Stem cells are typified by their ability to differentiate into a wide range of specific cell types, including nerve cells, brain cells, and other cells that do not typically regenerate in the human body. This pluripotency holds great promise for regenerative medicine, possibly enabling the repair of damaged or defective tissues in adults and children. A great promise for stem cells is the production of very large quantities of stem cells differentiated into new heart muscle cells, skin cells, nerve cells, or other types of cells that are needed to repair these tissues.
Controlling what type of cells stem cells differentiate into, and separating those that have differentiated into distinct types, from those that have not differentiated, is a key element in using stem cells as therapeutic elements. Control is typically explored using a wide range of different chemical and physical environments, and is proving a highly complex and challenging area of research. Distinguishing and purifying the results of these control experiments, both in research and in possible clinical application, will clearly be a significant and important part of the eventual therapeutic use of stem cells.
The technologies we propose to develop would enable the very high throughput and highly specific separation of differentiated and non-differentiated stem cells into separate groups, so that very highly purified samples of any particular type would then be available for further development or for direct therapeutic use. The instruments are based on technology that would allow very inexpensive, disposable, yet highly sensitive stem cell identification and purification, making the instruments readily and cheaply available to both the researcher and the clinician. It is based on very novel and disruptive technology, quite distinct from the methods presently used for these applications, providing a route to much simpler and faster instruments, and more rapid results, than present methodologies.

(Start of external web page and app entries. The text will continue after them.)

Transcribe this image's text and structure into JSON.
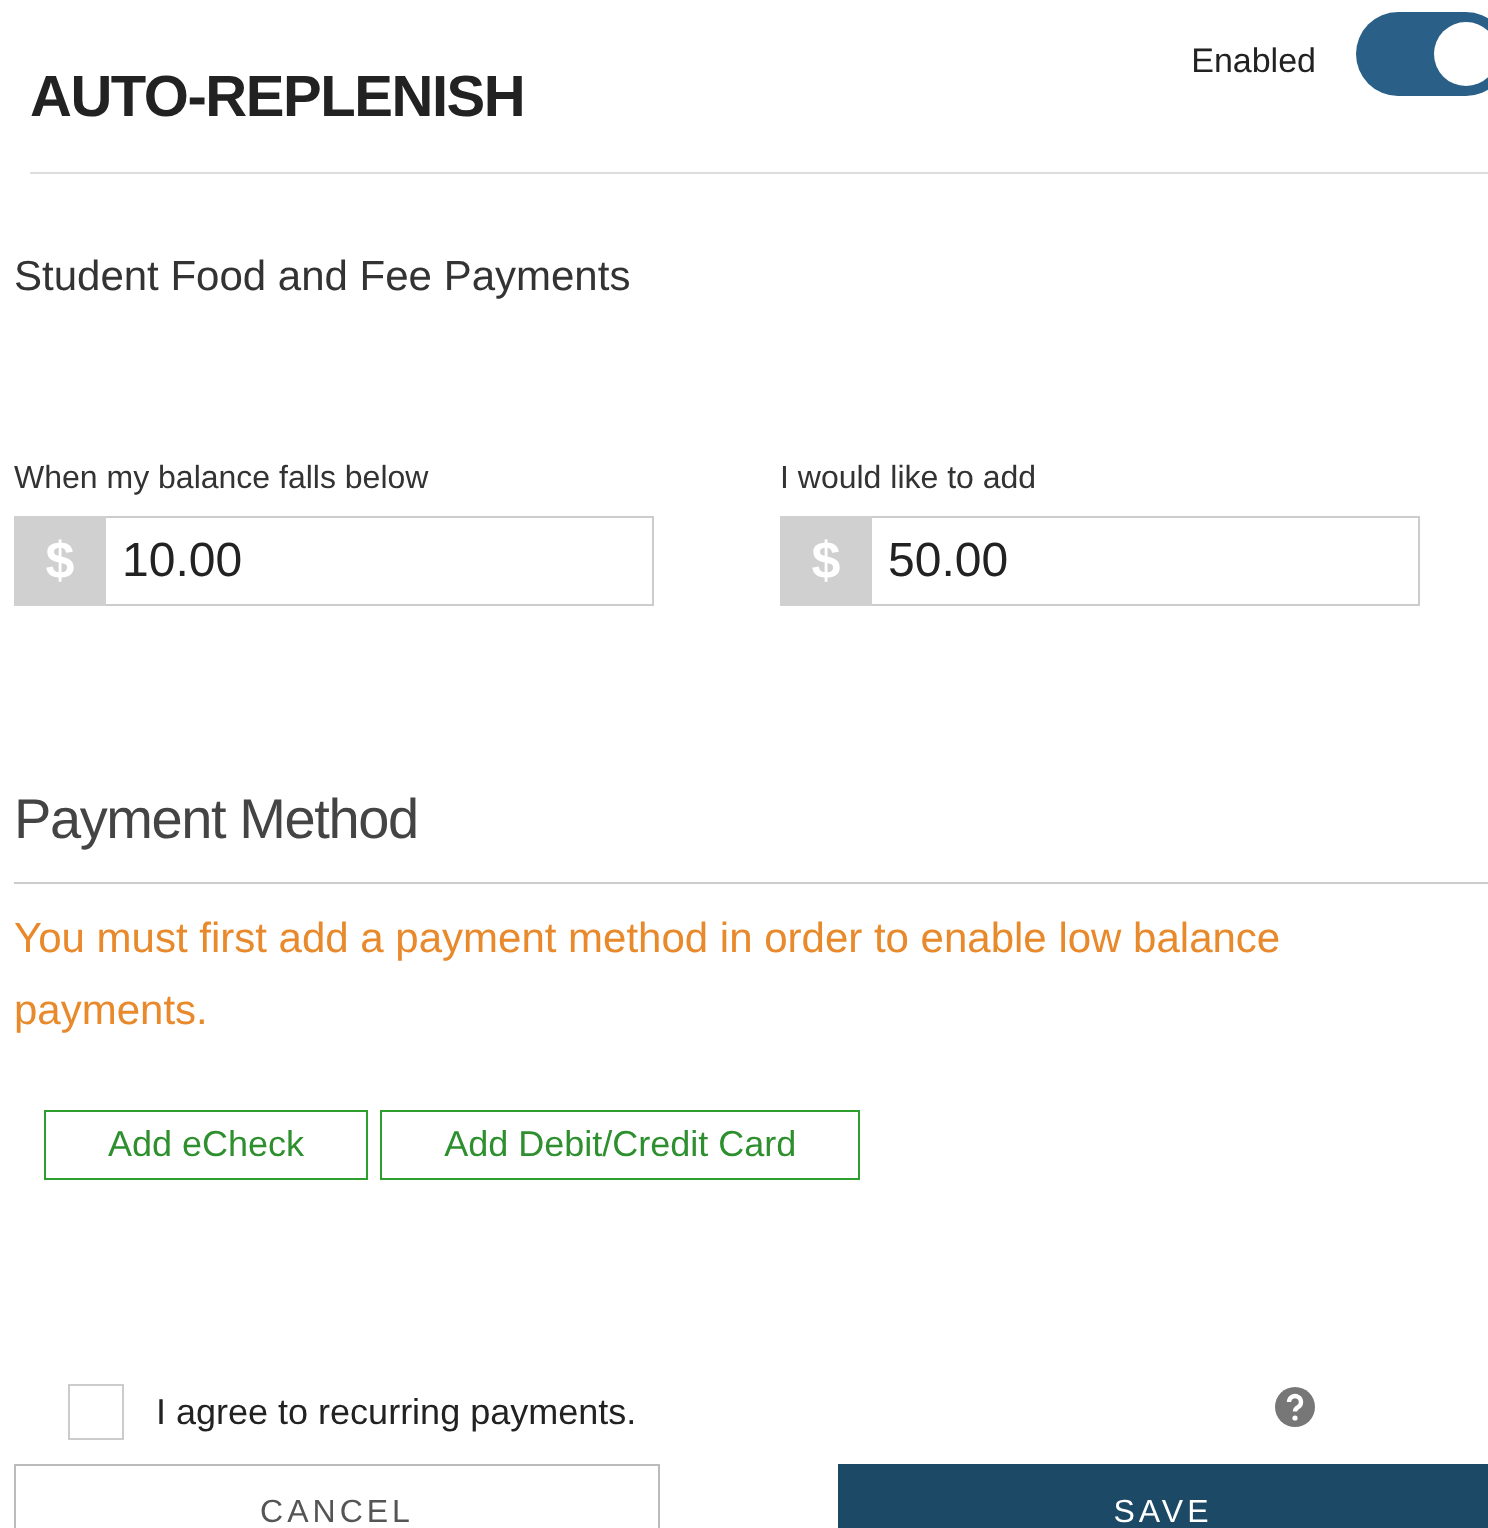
{
  "header": {
    "title": "AUTO-REPLENISH",
    "toggle": {
      "label": "Enabled",
      "on": true
    }
  },
  "account": {
    "name": "Student Food and Fee Payments"
  },
  "fields": [
    {
      "label": "When my balance falls below",
      "prefix": "$",
      "value": "10.00"
    },
    {
      "label": "I would like to add",
      "prefix": "$",
      "value": "50.00"
    }
  ],
  "payment_method": {
    "heading": "Payment Method",
    "warning": "You must first add a payment method in order to enable low balance payments.",
    "buttons": [
      "Add eCheck",
      "Add Debit/Credit Card"
    ]
  },
  "agreement": {
    "label": "I agree to recurring payments.",
    "checked": false
  },
  "actions": {
    "cancel": "CANCEL",
    "save": "SAVE"
  }
}
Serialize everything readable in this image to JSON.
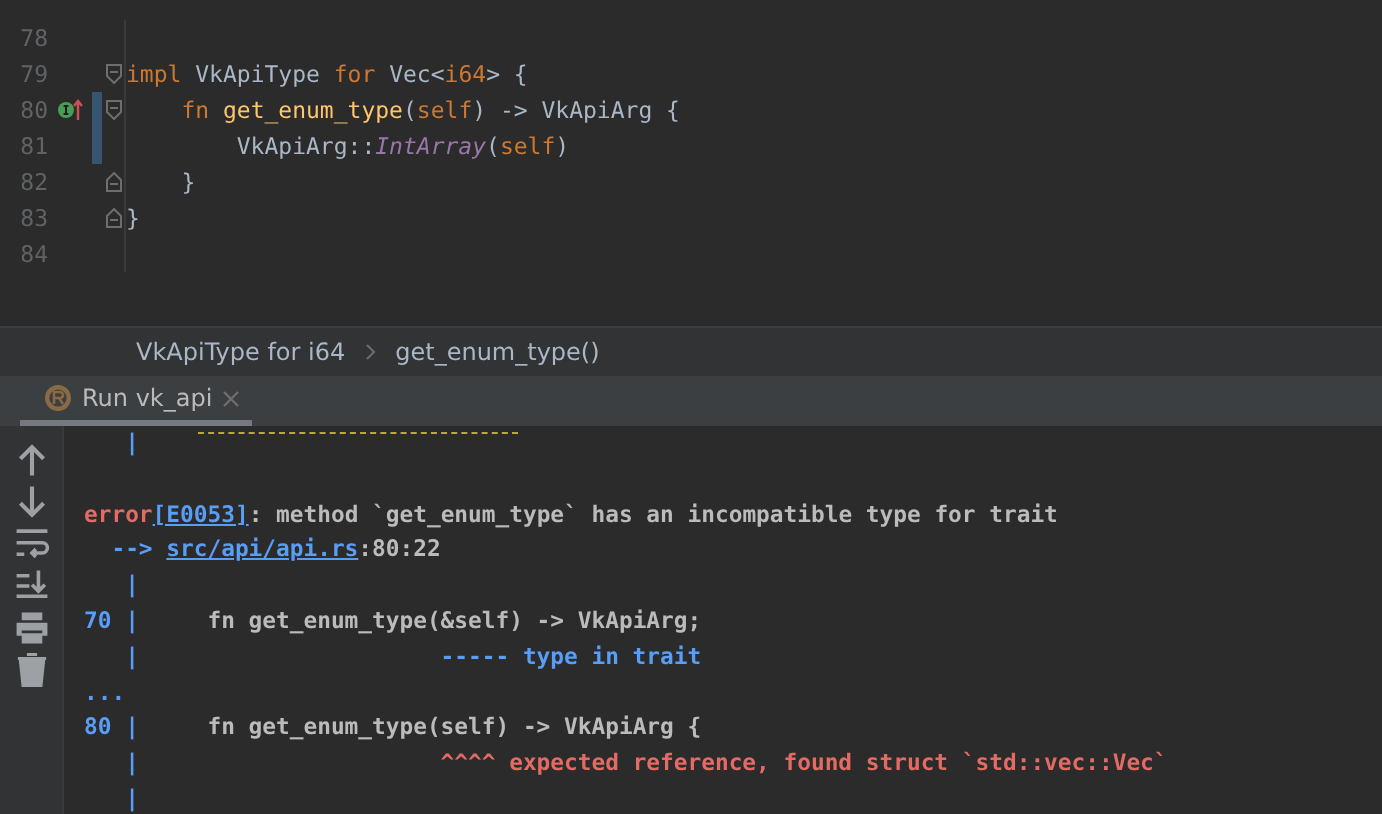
{
  "editor": {
    "lines": [
      {
        "number": "78",
        "fold_start": false,
        "fold_end": false,
        "marker": false,
        "icon": false
      },
      {
        "number": "79",
        "fold_start": true,
        "fold_end": false,
        "marker": false,
        "icon": false,
        "tokens": [
          {
            "kind": "keyword",
            "text": "impl"
          },
          {
            "kind": "plain",
            "text": " VkApiType "
          },
          {
            "kind": "keyword",
            "text": "for"
          },
          {
            "kind": "plain",
            "text": " Vec<"
          },
          {
            "kind": "keyword",
            "text": "i64"
          },
          {
            "kind": "plain",
            "text": "> {"
          }
        ]
      },
      {
        "number": "80",
        "fold_start": true,
        "fold_end": false,
        "marker": true,
        "icon": true,
        "tokens": [
          {
            "kind": "keyword",
            "text": "    fn"
          },
          {
            "kind": "function",
            "text": " get_enum_type"
          },
          {
            "kind": "plain",
            "text": "("
          },
          {
            "kind": "keyword",
            "text": "self"
          },
          {
            "kind": "plain",
            "text": ") -> VkApiArg {"
          }
        ]
      },
      {
        "number": "81",
        "fold_start": false,
        "fold_end": false,
        "marker": true,
        "icon": false,
        "tokens": [
          {
            "kind": "plain",
            "text": "        VkApiArg::"
          },
          {
            "kind": "variant",
            "text": "IntArray"
          },
          {
            "kind": "plain",
            "text": "("
          },
          {
            "kind": "keyword",
            "text": "self"
          },
          {
            "kind": "plain",
            "text": ")"
          }
        ]
      },
      {
        "number": "82",
        "fold_start": false,
        "fold_end": true,
        "marker": false,
        "icon": false,
        "tokens": [
          {
            "kind": "plain",
            "text": "    }"
          }
        ]
      },
      {
        "number": "83",
        "fold_start": false,
        "fold_end": true,
        "marker": false,
        "icon": false,
        "tokens": [
          {
            "kind": "plain",
            "text": "}"
          }
        ]
      },
      {
        "number": "84",
        "fold_start": false,
        "fold_end": false,
        "marker": false,
        "icon": false
      }
    ]
  },
  "breadcrumbs": [
    "VkApiType for i64",
    "get_enum_type()"
  ],
  "run_tab": {
    "label": "Run vk_api",
    "selected": true
  },
  "console": {
    "lines": [
      {
        "underline": true,
        "segments": [
          {
            "kind": "gutter",
            "text": "   |"
          }
        ]
      },
      {
        "underline": false
      },
      {
        "underline": false,
        "segments": [
          {
            "kind": "error",
            "text": "error"
          },
          {
            "kind": "link",
            "text": "[E0053]"
          },
          {
            "kind": "plain",
            "text": ": method `get_enum_type` has an incompatible type for trait"
          }
        ]
      },
      {
        "underline": false,
        "segments": [
          {
            "kind": "gutter",
            "text": "  --> "
          },
          {
            "kind": "link",
            "text": "src/api/api.rs"
          },
          {
            "kind": "plain",
            "text": ":80:22"
          }
        ]
      },
      {
        "underline": false,
        "segments": [
          {
            "kind": "gutter",
            "text": "   |"
          }
        ]
      },
      {
        "underline": false,
        "segments": [
          {
            "kind": "gutter",
            "text": "70 |"
          },
          {
            "kind": "plain",
            "text": "     fn get_enum_type(&self) -> VkApiArg;"
          }
        ]
      },
      {
        "underline": false,
        "segments": [
          {
            "kind": "gutter",
            "text": "   |                      ----- type in trait"
          }
        ]
      },
      {
        "underline": false,
        "segments": [
          {
            "kind": "gutter",
            "text": "..."
          }
        ]
      },
      {
        "underline": false,
        "segments": [
          {
            "kind": "gutter",
            "text": "80 |"
          },
          {
            "kind": "plain",
            "text": "     fn get_enum_type(self) -> VkApiArg {"
          }
        ]
      },
      {
        "underline": false,
        "segments": [
          {
            "kind": "gutter",
            "text": "   |"
          },
          {
            "kind": "error",
            "text": "                      ^^^^ expected reference, found struct `std::vec::Vec`"
          }
        ]
      },
      {
        "underline": false,
        "segments": [
          {
            "kind": "gutter",
            "text": "   |"
          }
        ]
      }
    ]
  }
}
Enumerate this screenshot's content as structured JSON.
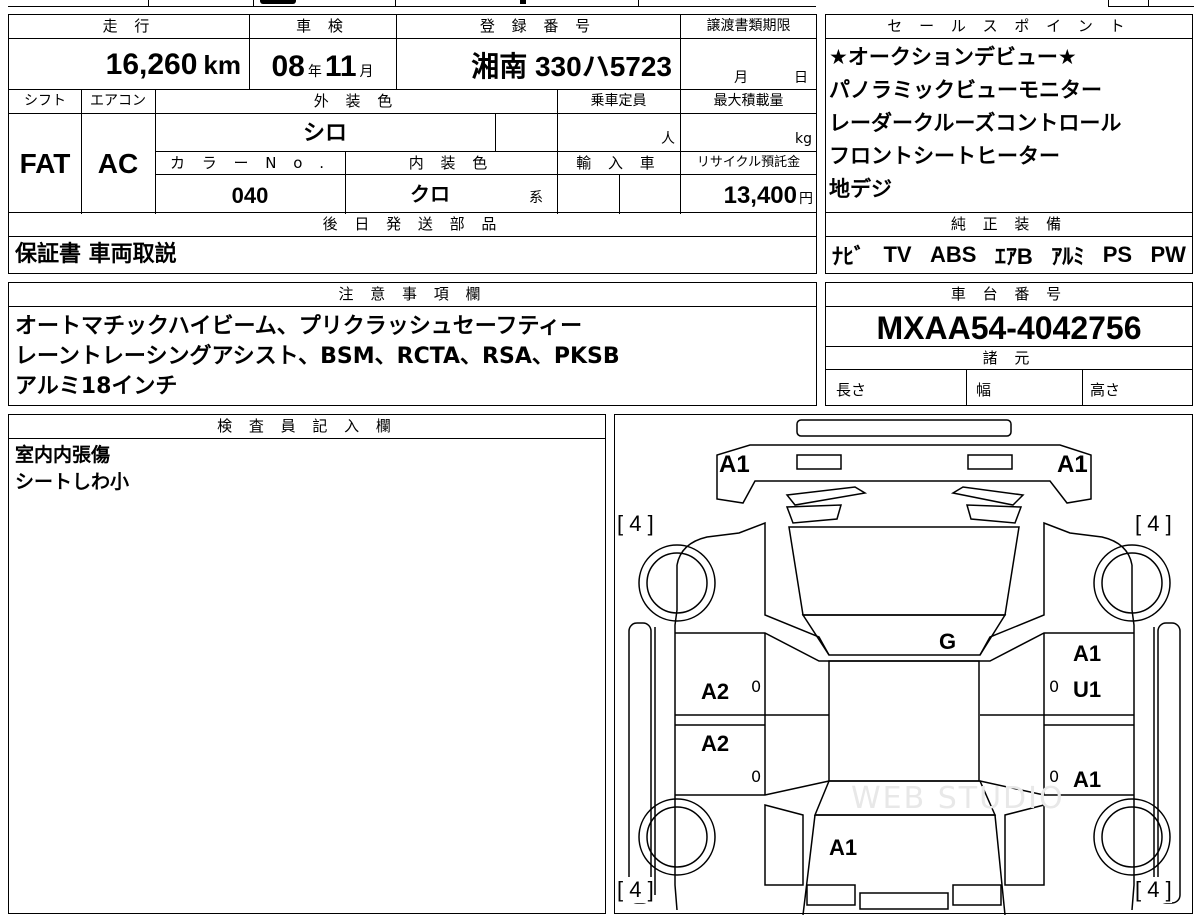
{
  "vehicle_info": {
    "mileage_label": "走 行",
    "mileage_value": "16,260",
    "mileage_unit": "km",
    "shaken_label": "車 検",
    "shaken_year": "08",
    "year_unit": "年",
    "shaken_month": "11",
    "month_unit": "月",
    "registration_label": "登 録 番 号",
    "registration_value": "湘南 330ハ5723",
    "transfer_deadline_label": "譲渡書類期限",
    "transfer_month_unit": "月",
    "transfer_day_unit": "日",
    "shift_label": "シフト",
    "shift_value": "FAT",
    "aircon_label": "エアコン",
    "aircon_value": "AC",
    "exterior_color_label": "外 装 色",
    "exterior_color_value": "シロ",
    "capacity_label": "乗車定員",
    "capacity_unit": "人",
    "max_load_label": "最大積載量",
    "max_load_unit": "kg",
    "color_no_label": "カ ラ ー N o .",
    "color_no_value": "040",
    "interior_color_label": "内 装 色",
    "interior_color_value": "クロ",
    "interior_color_suffix": "系",
    "import_label": "輸 入 車",
    "recycle_label": "リサイクル預託金",
    "recycle_value": "13,400",
    "recycle_unit": "円"
  },
  "sales_points": {
    "label": "セ ー ル ス ポ イ ン ト",
    "items": [
      "★オークションデビュー★",
      "パノラミックビューモニター",
      "レーダークルーズコントロール",
      "フロントシートヒーター",
      "地デジ"
    ]
  },
  "later_parts": {
    "label": "後 日 発 送 部 品",
    "value": "保証書 車両取説"
  },
  "genuine_equipment": {
    "label": "純 正 装 備",
    "items": [
      "ﾅﾋﾞ",
      "TV",
      "ABS",
      "ｴｱB",
      "ｱﾙﾐ",
      "PS",
      "PW"
    ]
  },
  "notes": {
    "label": "注 意 事 項 欄",
    "lines": [
      "オートマチックハイビーム、プリクラッシュセーフティー",
      "レーントレーシングアシスト、BSM、RCTA、RSA、PKSB",
      "アルミ18インチ"
    ]
  },
  "chassis": {
    "label": "車 台 番 号",
    "value": "MXAA54-4042756"
  },
  "specs": {
    "label": "諸 元",
    "length_label": "長さ",
    "width_label": "幅",
    "height_label": "高さ"
  },
  "inspector": {
    "label": "検 査 員 記 入 欄",
    "lines": [
      "室内内張傷",
      "シートしわ小"
    ]
  },
  "diagram": {
    "marks": {
      "hood_left": "A1",
      "hood_right": "A1",
      "tire_fl": "[ 4 ]",
      "tire_fr": "[ 4 ]",
      "tire_rl": "[ 4 ]",
      "tire_rr": "[ 4 ]",
      "windshield": "G",
      "right_front_door_a": "A1",
      "right_front_door_u": "U1",
      "left_front_door": "A2",
      "left_rear_door": "A2",
      "right_rear_door": "A1",
      "rear": "A1",
      "zero_lf": "0",
      "zero_lr": "0",
      "zero_rf": "0",
      "zero_rr": "0"
    },
    "watermark": "WEB STUDIO"
  }
}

We will develop a high-throughput human stem cell sorter, using a combination of microfluidics, biofunctionalization, and radiofrequency velocimetry. The resulting device will provide a label-free method to sort billions of stem cells per hour, based on their surface protein expression. The end product will be a small, hand-held unit that includes disposable components, whose operation will be simple, with software-definable discriminants driving multi-axis sorting decisions. Such a device will have immediate applications to the identification and purification of heterogeneous stem cell populations, and to the identification and removal of cancer stem cells.
The benefits to California of this research are multi-dimensional. To begin, the technology produced through this research will have a direct impact on stem cell research and use, an area to which California has clearly made a strong commitment; commercial and academic research efforts within California would benefit directly from this tool.
Second, the technology produced here will likely form the basis of a commercial enterprise to produce and further develop this technology. This enterprise will most likely be based in California, and if successful would provide employment, new technology, and tax revenue to the state.
Third, the participation of the two PIs, bringing highly distinct expertise in biophysics (Cleland), and cellular biology (Kosik), will provide a unique combination of backgrounds and technologies that will likely generate new ideas and more applications for this type of instrumentation.
Fourth, the research efforts of the two postdoctoral scientists and a graduate student will train three new professionals in this cross-disciplinary area, students that will doubtless continue to work on closely related areas of work and further develop the concepts and technology that will enable future progress.
Finally, this will further the development and unification of microfluidic technology with electronics, an area of technology that will likely expand further over the next decade.